[Data about app and page elements]
┄┄┄┄┄┄┄┄┄┄┄┄┄┄┄┄┄┄┄┄
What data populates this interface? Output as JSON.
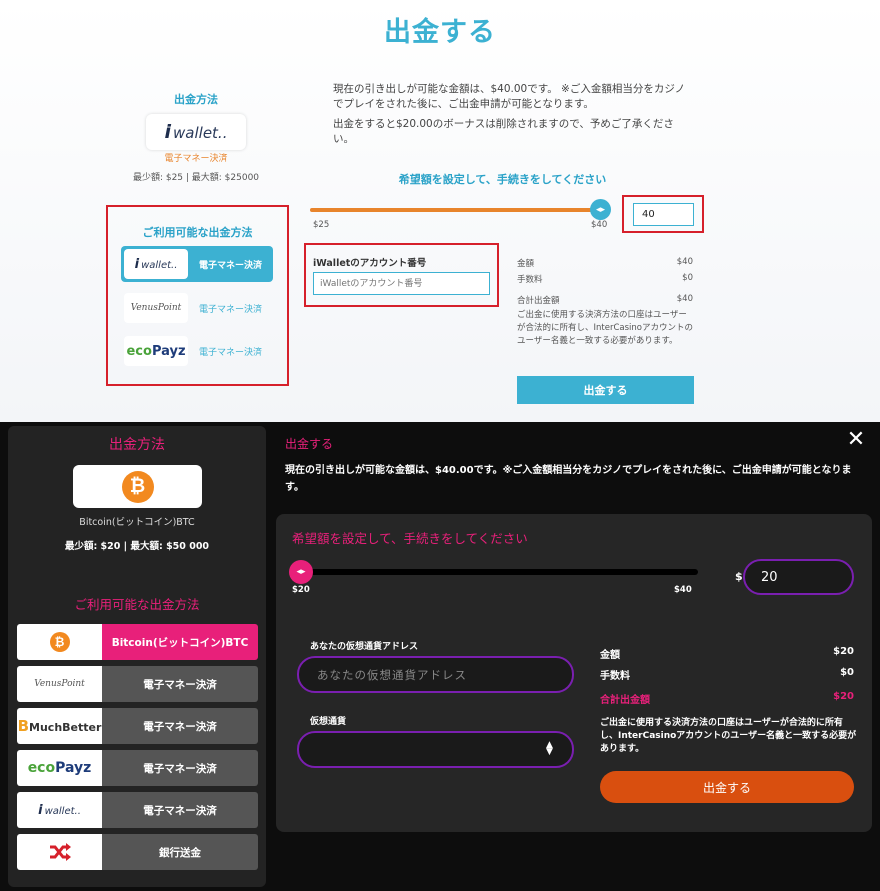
{
  "top": {
    "title": "出金する",
    "method_heading": "出金方法",
    "selected_method": {
      "logo": "wallet..",
      "type": "電子マネー決済",
      "limits": "最少額: $25 | 最大額: $25000"
    },
    "available_heading": "ご利用可能な出金方法",
    "options": [
      {
        "logo": "wallet..",
        "label": "電子マネー決済"
      },
      {
        "logo": "VenusPoint",
        "label": "電子マネー決済"
      },
      {
        "logo_a": "eco",
        "logo_b": "Payz",
        "label": "電子マネー決済"
      }
    ],
    "info_line1": "現在の引き出しが可能な金額は、$40.00です。 ※ご入金額相当分をカジノでプレイをされた後に、ご出金申請が可能となります。",
    "info_line2": "出金をすると$20.00のボーナスは削除されますので、予めご了承ください。",
    "set_heading": "希望額を設定して、手続きをしてください",
    "slider": {
      "min_label": "$25",
      "max_label": "$40",
      "value": 40,
      "min": 25,
      "max": 40
    },
    "amount_value": "40",
    "account_label": "iWalletのアカウント番号",
    "account_placeholder": "iWalletのアカウント番号",
    "summary": {
      "amount_label": "金額",
      "amount": "$40",
      "fee_label": "手数料",
      "fee": "$0",
      "total_label": "合計出金額",
      "total": "$40"
    },
    "note": "ご出金に使用する決済方法の口座はユーザーが合法的に所有し、InterCasinoアカウントのユーザー名義と一致する必要があります。",
    "submit_label": "出金する"
  },
  "bottom": {
    "method_heading": "出金方法",
    "selected_method": {
      "logo": "₿",
      "name": "Bitcoin(ビットコイン)BTC",
      "limits": "最少額: $20 | 最大額: $50 000"
    },
    "available_heading": "ご利用可能な出金方法",
    "options": [
      {
        "logo": "₿",
        "label": "Bitcoin(ビットコイン)BTC"
      },
      {
        "logo": "VenusPoint",
        "label": "電子マネー決済"
      },
      {
        "logo_a": "B",
        "logo_b": "MuchBetter",
        "label": "電子マネー決済"
      },
      {
        "logo_a": "eco",
        "logo_b": "Payz",
        "label": "電子マネー決済"
      },
      {
        "logo": "wallet..",
        "label": "電子マネー決済"
      },
      {
        "logo": "shuffle-icon",
        "label": "銀行送金"
      }
    ],
    "title": "出金する",
    "close": "✕",
    "info": "現在の引き出しが可能な金額は、$40.00です。※ご入金額相当分をカジノでプレイをされた後に、ご出金申請が可能となります。",
    "set_heading": "希望額を設定して、手続きをしてください",
    "slider": {
      "min_label": "$20",
      "max_label": "$40",
      "value": 20,
      "min": 20,
      "max": 40
    },
    "currency_symbol": "$",
    "amount_value": "20",
    "address_label": "あなたの仮想通貨アドレス",
    "address_placeholder": "あなたの仮想通貨アドレス",
    "crypto_label": "仮想通貨",
    "summary": {
      "amount_label": "金額",
      "amount": "$20",
      "fee_label": "手数料",
      "fee": "$0",
      "total_label": "合計出金額",
      "total": "$20"
    },
    "note": "ご出金に使用する決済方法の口座はユーザーが合法的に所有し、InterCasinoアカウントのユーザー名義と一致する必要があります。",
    "submit_label": "出金する"
  },
  "colors": {
    "top_accent": "#3cb1d2",
    "slider_orange": "#e8842c",
    "dark_pink": "#e8207a",
    "dark_purple": "#7a1fb0",
    "dark_submit": "#d94f0f",
    "highlight_red": "#d6202b"
  }
}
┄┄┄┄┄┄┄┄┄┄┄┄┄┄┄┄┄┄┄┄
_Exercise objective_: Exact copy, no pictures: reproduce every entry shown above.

_Output for this exercise_:
What data populates this interface? Output as JSON.
{
  "top": {
    "title": "出金する",
    "method_heading": "出金方法",
    "selected_method": {
      "logo": "wallet..",
      "type": "電子マネー決済",
      "limits": "最少額: $25 | 最大額: $25000"
    },
    "available_heading": "ご利用可能な出金方法",
    "options": [
      {
        "logo": "wallet..",
        "label": "電子マネー決済"
      },
      {
        "logo": "VenusPoint",
        "label": "電子マネー決済"
      },
      {
        "logo_a": "eco",
        "logo_b": "Payz",
        "label": "電子マネー決済"
      }
    ],
    "info_line1": "現在の引き出しが可能な金額は、$40.00です。 ※ご入金額相当分をカジノでプレイをされた後に、ご出金申請が可能となります。",
    "info_line2": "出金をすると$20.00のボーナスは削除されますので、予めご了承ください。",
    "set_heading": "希望額を設定して、手続きをしてください",
    "slider": {
      "min_label": "$25",
      "max_label": "$40",
      "value": 40,
      "min": 25,
      "max": 40
    },
    "amount_value": "40",
    "account_label": "iWalletのアカウント番号",
    "account_placeholder": "iWalletのアカウント番号",
    "summary": {
      "amount_label": "金額",
      "amount": "$40",
      "fee_label": "手数料",
      "fee": "$0",
      "total_label": "合計出金額",
      "total": "$40"
    },
    "note": "ご出金に使用する決済方法の口座はユーザーが合法的に所有し、InterCasinoアカウントのユーザー名義と一致する必要があります。",
    "submit_label": "出金する"
  },
  "bottom": {
    "method_heading": "出金方法",
    "selected_method": {
      "logo": "₿",
      "name": "Bitcoin(ビットコイン)BTC",
      "limits": "最少額: $20 | 最大額: $50 000"
    },
    "available_heading": "ご利用可能な出金方法",
    "options": [
      {
        "logo": "₿",
        "label": "Bitcoin(ビットコイン)BTC"
      },
      {
        "logo": "VenusPoint",
        "label": "電子マネー決済"
      },
      {
        "logo_a": "B",
        "logo_b": "MuchBetter",
        "label": "電子マネー決済"
      },
      {
        "logo_a": "eco",
        "logo_b": "Payz",
        "label": "電子マネー決済"
      },
      {
        "logo": "wallet..",
        "label": "電子マネー決済"
      },
      {
        "logo": "shuffle-icon",
        "label": "銀行送金"
      }
    ],
    "title": "出金する",
    "close": "✕",
    "info": "現在の引き出しが可能な金額は、$40.00です。※ご入金額相当分をカジノでプレイをされた後に、ご出金申請が可能となります。",
    "set_heading": "希望額を設定して、手続きをしてください",
    "slider": {
      "min_label": "$20",
      "max_label": "$40",
      "value": 20,
      "min": 20,
      "max": 40
    },
    "currency_symbol": "$",
    "amount_value": "20",
    "address_label": "あなたの仮想通貨アドレス",
    "address_placeholder": "あなたの仮想通貨アドレス",
    "crypto_label": "仮想通貨",
    "summary": {
      "amount_label": "金額",
      "amount": "$20",
      "fee_label": "手数料",
      "fee": "$0",
      "total_label": "合計出金額",
      "total": "$20"
    },
    "note": "ご出金に使用する決済方法の口座はユーザーが合法的に所有し、InterCasinoアカウントのユーザー名義と一致する必要があります。",
    "submit_label": "出金する"
  },
  "colors": {
    "top_accent": "#3cb1d2",
    "slider_orange": "#e8842c",
    "dark_pink": "#e8207a",
    "dark_purple": "#7a1fb0",
    "dark_submit": "#d94f0f",
    "highlight_red": "#d6202b"
  }
}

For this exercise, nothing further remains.